Aubrey Plaza’s latest project, Ingrid Goes West, a comedy-drama directed by Matt Spicer, hit theaters Aug. 11 to relatively mixed reviews. The film premiered at Sundance Film Festival in January where Neon acquired the distribution rights to the film.
The story begins when “Ingrid Thorburn” (Plaza) attacks a bride at her wedding in what is clearly a mental breakdown. In a quick expository montage, we see Ingrid go to a mental institution, recover, live at home alone, spend ample time on social media, and then learn that she has inherited a large sum of money from her recently deceased mother.
Then Ingrid goes west!

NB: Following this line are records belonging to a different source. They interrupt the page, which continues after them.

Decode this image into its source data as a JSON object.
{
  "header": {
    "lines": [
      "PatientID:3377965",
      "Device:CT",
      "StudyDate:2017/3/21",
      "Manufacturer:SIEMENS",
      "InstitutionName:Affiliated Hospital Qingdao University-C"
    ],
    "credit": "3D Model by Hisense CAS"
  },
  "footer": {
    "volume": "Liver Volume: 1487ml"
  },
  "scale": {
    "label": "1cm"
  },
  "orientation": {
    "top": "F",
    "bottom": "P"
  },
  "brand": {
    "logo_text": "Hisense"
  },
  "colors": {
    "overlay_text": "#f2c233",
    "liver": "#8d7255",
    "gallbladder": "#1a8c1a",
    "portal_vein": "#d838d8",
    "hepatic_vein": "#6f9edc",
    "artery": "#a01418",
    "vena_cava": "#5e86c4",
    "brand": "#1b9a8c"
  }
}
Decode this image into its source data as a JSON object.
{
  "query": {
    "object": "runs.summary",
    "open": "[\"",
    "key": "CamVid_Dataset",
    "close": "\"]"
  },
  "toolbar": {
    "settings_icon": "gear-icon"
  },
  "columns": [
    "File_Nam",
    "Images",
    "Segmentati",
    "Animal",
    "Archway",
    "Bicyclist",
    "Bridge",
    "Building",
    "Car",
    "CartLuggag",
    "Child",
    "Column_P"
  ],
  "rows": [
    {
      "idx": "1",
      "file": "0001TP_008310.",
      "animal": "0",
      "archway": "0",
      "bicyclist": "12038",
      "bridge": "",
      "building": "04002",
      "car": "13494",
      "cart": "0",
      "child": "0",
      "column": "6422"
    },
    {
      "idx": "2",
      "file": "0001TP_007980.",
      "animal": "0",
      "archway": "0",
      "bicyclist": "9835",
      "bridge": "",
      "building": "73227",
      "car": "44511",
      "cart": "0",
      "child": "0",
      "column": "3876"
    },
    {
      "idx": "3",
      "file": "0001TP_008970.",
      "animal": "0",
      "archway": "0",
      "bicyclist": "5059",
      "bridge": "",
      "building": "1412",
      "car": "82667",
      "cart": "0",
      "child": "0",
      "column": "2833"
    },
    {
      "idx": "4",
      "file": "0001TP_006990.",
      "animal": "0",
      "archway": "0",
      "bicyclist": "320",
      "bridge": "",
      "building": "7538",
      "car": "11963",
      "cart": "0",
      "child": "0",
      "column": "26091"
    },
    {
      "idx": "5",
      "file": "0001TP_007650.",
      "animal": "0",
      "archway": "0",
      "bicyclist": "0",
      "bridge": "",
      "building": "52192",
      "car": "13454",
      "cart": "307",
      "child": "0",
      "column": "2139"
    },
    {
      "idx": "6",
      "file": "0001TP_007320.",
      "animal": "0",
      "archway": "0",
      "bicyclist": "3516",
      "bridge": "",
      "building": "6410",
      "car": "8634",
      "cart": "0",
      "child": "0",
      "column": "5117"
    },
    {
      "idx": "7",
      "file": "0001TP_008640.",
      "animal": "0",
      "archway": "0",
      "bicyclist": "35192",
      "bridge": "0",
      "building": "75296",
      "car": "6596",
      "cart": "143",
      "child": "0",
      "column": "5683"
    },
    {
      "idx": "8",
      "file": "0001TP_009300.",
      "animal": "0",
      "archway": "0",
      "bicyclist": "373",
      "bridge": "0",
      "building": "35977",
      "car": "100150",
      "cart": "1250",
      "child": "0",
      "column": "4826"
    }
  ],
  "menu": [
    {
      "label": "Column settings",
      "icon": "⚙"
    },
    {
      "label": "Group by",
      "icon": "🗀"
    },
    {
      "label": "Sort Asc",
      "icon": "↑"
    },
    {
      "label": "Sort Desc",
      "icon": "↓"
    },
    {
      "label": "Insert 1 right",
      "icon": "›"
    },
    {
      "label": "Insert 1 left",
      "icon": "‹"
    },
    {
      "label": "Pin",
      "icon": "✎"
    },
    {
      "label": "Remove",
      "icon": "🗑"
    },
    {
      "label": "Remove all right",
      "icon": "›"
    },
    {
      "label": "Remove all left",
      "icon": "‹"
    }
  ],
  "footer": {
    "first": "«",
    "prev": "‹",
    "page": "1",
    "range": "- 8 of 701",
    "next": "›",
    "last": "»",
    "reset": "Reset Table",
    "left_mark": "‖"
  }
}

In a desperate need to make a human connection, Ingrid packs up her things, cashes her check and heads to Los Angeles searching for a new life and a new friend, “Taylor Sloane” (Elizabeth Olsen). Ingrid deeply envies Taylor’s glamorous lifestyle as she displays it on Instagram. The rest of the movie follows the girls’ complicated friendship.
Overall, the cast delivers as best they can for the roles they were given. Plaza proves herself as a champion crier, and Olsen demonstrates a cold side she rarely taps into on screen. O’Shea Jackson Jr., who plays an aspiring screenwriter named “Dan,” gives the most charming performance of the ensemble.
Despite the funny performances and laughable moments in the first act, the movie, as a whole, fails to hold onto any central message or inkling of positivity. Stories do not exist to deliver good feelings or positive messages to the world, but the first half of the movie sets up a classic underdog story only to let the audience down with a finale too vague and cynical to decipher.
Ingrid Goes West might make you laugh, but your life will not be changed.